Read the lines below, and copy any that contain the string "your".

──────── Supplied records ────────

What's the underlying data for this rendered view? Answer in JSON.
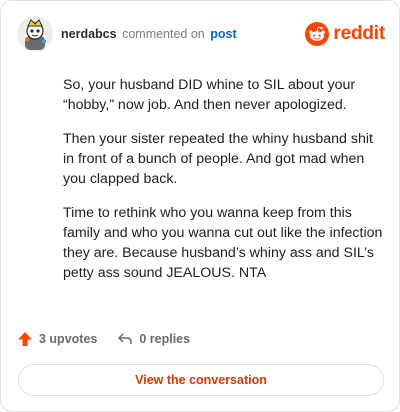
{
  "header": {
    "username": "nerdabcs",
    "action_text": "commented on",
    "post_link": "post",
    "brand_name": "reddit",
    "brand_color": "#ff4500",
    "avatar_icon": "snoo-avatar-icon"
  },
  "comment": {
    "paragraphs": [
      "So, your husband DID whine to SIL about your “hobby,” now job. And then never apologized.",
      "Then your sister repeated the whiny husband shit in front of a bunch of people. And got mad when you clapped back.",
      "Time to rethink who you wanna keep from this family and who you wanna cut out like the infection they are. Because husband’s whiny ass and SIL’s petty ass sound JEALOUS. NTA"
    ]
  },
  "actions": {
    "upvotes": "3 upvotes",
    "upvote_icon": "upvote-arrow-icon",
    "upvote_color": "#ff4500",
    "replies": "0 replies",
    "reply_icon": "reply-icon"
  },
  "cta": {
    "label": "View the conversation",
    "color": "#d93a00"
  }
}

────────

Answer to the problem:
      "So, your husband DID whine to SIL about your “hobby,” now job. And then never apologized.",
      "Then your sister repeated the whiny husband shit in front of a bunch of people. And got mad when you clapped back.",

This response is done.